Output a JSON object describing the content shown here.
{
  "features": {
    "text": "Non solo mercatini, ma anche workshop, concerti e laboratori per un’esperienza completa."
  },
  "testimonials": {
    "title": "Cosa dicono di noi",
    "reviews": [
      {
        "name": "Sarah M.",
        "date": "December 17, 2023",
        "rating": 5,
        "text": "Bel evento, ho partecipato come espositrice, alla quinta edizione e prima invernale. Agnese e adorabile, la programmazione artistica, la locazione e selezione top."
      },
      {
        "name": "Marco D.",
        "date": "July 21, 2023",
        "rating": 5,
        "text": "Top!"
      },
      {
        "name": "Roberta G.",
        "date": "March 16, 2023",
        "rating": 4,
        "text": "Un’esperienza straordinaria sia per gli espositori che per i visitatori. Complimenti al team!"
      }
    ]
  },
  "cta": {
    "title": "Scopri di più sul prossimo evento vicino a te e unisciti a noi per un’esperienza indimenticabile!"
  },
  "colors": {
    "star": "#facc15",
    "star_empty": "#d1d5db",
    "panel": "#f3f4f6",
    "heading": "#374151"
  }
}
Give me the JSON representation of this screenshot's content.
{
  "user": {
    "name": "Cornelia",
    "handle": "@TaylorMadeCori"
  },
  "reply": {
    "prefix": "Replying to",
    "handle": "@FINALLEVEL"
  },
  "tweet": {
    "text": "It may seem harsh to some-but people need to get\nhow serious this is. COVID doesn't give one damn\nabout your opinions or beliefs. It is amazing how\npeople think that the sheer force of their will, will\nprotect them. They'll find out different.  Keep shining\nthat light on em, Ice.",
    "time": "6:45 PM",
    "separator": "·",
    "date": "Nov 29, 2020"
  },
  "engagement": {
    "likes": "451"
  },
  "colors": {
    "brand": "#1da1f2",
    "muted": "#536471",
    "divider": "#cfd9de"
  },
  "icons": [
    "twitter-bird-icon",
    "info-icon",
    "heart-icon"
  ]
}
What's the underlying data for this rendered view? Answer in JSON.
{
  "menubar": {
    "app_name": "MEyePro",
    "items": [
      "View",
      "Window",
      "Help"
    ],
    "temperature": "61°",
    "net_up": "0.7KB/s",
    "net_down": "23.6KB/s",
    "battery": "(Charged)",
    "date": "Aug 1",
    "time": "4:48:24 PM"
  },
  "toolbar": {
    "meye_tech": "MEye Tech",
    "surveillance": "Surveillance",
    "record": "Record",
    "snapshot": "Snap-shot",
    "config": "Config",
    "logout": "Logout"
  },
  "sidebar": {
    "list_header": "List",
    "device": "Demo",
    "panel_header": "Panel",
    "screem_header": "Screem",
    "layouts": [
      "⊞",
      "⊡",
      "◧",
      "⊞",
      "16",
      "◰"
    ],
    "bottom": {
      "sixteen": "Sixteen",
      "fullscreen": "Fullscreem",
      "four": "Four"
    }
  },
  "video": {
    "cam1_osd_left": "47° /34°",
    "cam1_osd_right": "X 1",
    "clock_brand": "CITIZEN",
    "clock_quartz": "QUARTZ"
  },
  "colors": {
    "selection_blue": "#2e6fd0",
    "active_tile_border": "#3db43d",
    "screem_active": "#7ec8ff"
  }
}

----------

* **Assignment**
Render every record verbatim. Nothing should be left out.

* **Answer for this exercise**
Output a JSON object describing the content shown here.
{
  "features": {
    "text": "Non solo mercatini, ma anche workshop, concerti e laboratori per un’esperienza completa."
  },
  "testimonials": {
    "title": "Cosa dicono di noi",
    "reviews": [
      {
        "name": "Sarah M.",
        "date": "December 17, 2023",
        "rating": 5,
        "text": "Bel evento, ho partecipato come espositrice, alla quinta edizione e prima invernale. Agnese e adorabile, la programmazione artistica, la locazione e selezione top."
      },
      {
        "name": "Marco D.",
        "date": "July 21, 2023",
        "rating": 5,
        "text": "Top!"
      },
      {
        "name": "Roberta G.",
        "date": "March 16, 2023",
        "rating": 4,
        "text": "Un’esperienza straordinaria sia per gli espositori che per i visitatori. Complimenti al team!"
      }
    ]
  },
  "cta": {
    "title": "Scopri di più sul prossimo evento vicino a te e unisciti a noi per un’esperienza indimenticabile!"
  },
  "colors": {
    "star": "#facc15",
    "star_empty": "#d1d5db",
    "panel": "#f3f4f6",
    "heading": "#374151"
  }
}
Give me the JSON representation of this screenshot's content.
{
  "user": {
    "name": "Cornelia",
    "handle": "@TaylorMadeCori"
  },
  "reply": {
    "prefix": "Replying to",
    "handle": "@FINALLEVEL"
  },
  "tweet": {
    "text": "It may seem harsh to some-but people need to get\nhow serious this is. COVID doesn't give one damn\nabout your opinions or beliefs. It is amazing how\npeople think that the sheer force of their will, will\nprotect them. They'll find out different.  Keep shining\nthat light on em, Ice.",
    "time": "6:45 PM",
    "separator": "·",
    "date": "Nov 29, 2020"
  },
  "engagement": {
    "likes": "451"
  },
  "colors": {
    "brand": "#1da1f2",
    "muted": "#536471",
    "divider": "#cfd9de"
  },
  "icons": [
    "twitter-bird-icon",
    "info-icon",
    "heart-icon"
  ]
}
What's the underlying data for this rendered view? Answer in JSON.
{
  "menubar": {
    "app_name": "MEyePro",
    "items": [
      "View",
      "Window",
      "Help"
    ],
    "temperature": "61°",
    "net_up": "0.7KB/s",
    "net_down": "23.6KB/s",
    "battery": "(Charged)",
    "date": "Aug 1",
    "time": "4:48:24 PM"
  },
  "toolbar": {
    "meye_tech": "MEye Tech",
    "surveillance": "Surveillance",
    "record": "Record",
    "snapshot": "Snap-shot",
    "config": "Config",
    "logout": "Logout"
  },
  "sidebar": {
    "list_header": "List",
    "device": "Demo",
    "panel_header": "Panel",
    "screem_header": "Screem",
    "layouts": [
      "⊞",
      "⊡",
      "◧",
      "⊞",
      "16",
      "◰"
    ],
    "bottom": {
      "sixteen": "Sixteen",
      "fullscreen": "Fullscreem",
      "four": "Four"
    }
  },
  "video": {
    "cam1_osd_left": "47° /34°",
    "cam1_osd_right": "X 1",
    "clock_brand": "CITIZEN",
    "clock_quartz": "QUARTZ"
  },
  "colors": {
    "selection_blue": "#2e6fd0",
    "active_tile_border": "#3db43d",
    "screem_active": "#7ec8ff"
  }
}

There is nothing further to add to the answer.